Robert Staunton “Robby” Naish
Photo Craig Kolesky Red Bull Content Pool
“I love the freedom of the sport, there are no rules.”
April 22, 1963 —
Birthplace: La Jolla, California
Robby Naish literally rode the wave of a new sport and created a professional career that is second to none in the athletic world of windsurfing. In 1976 Robby’s father, Rick, was a surfer living in Hawaii who inspired his 13-year-old son to try windsurfing. At 13 years of age, young Robby won this first of 24 world titles. To understand how intense windsurfing in big waves can be, simply google Robby Naish, and you will be treated to many amazing videos on YouTube. His specialty is wave riding. Naish won the Overall World Championships between 1983 and 1987 and won another three championships on the Professional Windsurfing Association circuit in 1988, 1989 and 1991. Naish has been called “royalty” by his peers.

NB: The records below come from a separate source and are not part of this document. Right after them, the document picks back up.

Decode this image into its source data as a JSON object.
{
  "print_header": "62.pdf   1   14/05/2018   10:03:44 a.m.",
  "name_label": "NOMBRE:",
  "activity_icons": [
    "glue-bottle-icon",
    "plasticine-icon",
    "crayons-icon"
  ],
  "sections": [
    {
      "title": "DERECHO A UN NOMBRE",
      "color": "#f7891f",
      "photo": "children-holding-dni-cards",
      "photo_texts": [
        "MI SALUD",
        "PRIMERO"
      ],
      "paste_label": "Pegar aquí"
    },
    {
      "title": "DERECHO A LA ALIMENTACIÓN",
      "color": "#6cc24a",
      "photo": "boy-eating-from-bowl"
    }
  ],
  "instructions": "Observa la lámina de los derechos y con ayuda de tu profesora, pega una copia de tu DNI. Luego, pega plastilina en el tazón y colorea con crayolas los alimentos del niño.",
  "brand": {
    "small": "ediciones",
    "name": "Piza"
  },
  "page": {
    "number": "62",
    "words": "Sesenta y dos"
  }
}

For 20 years Robby pioneered tremendous media interest in windsurfing. During this period he won 150 events. His aerial maneuvers were breathtaking. Many snow boarders created similar routines in the mountains. Every ocean wave and gust of wind is different. He was a master of creating something unique every time he was out on the water. After retiring from the professional tour, he established Naish Sails Hawaii/Nalu Kai, Inc. and began manufacturing high performance windsurfing and kiteboarding equipment. Distributors sell his products in over 60 countries.
Naish’s list of honors and awards is long. He has appeared in two windsurfing movies including the adrenaline-packed R.I.P. considered one of the best films about the genre of all time. When kiteboarding first came on the surf scene in the 1990s, Naish was one of the first to embrace the new discipline. And, as you might expect, won early titles in 1998 and 1999. In recent years Robby has been working on foils and stand up paddle boards. He reports, “foiling certainly opens up a whole new world of surfing. I am still learning, but having fun.” In late 2015 Naish broke his pelvis while landing after a big jump. It was his first serious injury. It took a year of therapy to recover. He credits his family for helping him get back out on the water. On his popular Facebook page, Robby observed, “The level of competition has gotten really high over the last few years. It sure feels great to still be out there mixing it up with the latest generation of windsurfing professionals.”
— Gary Jobson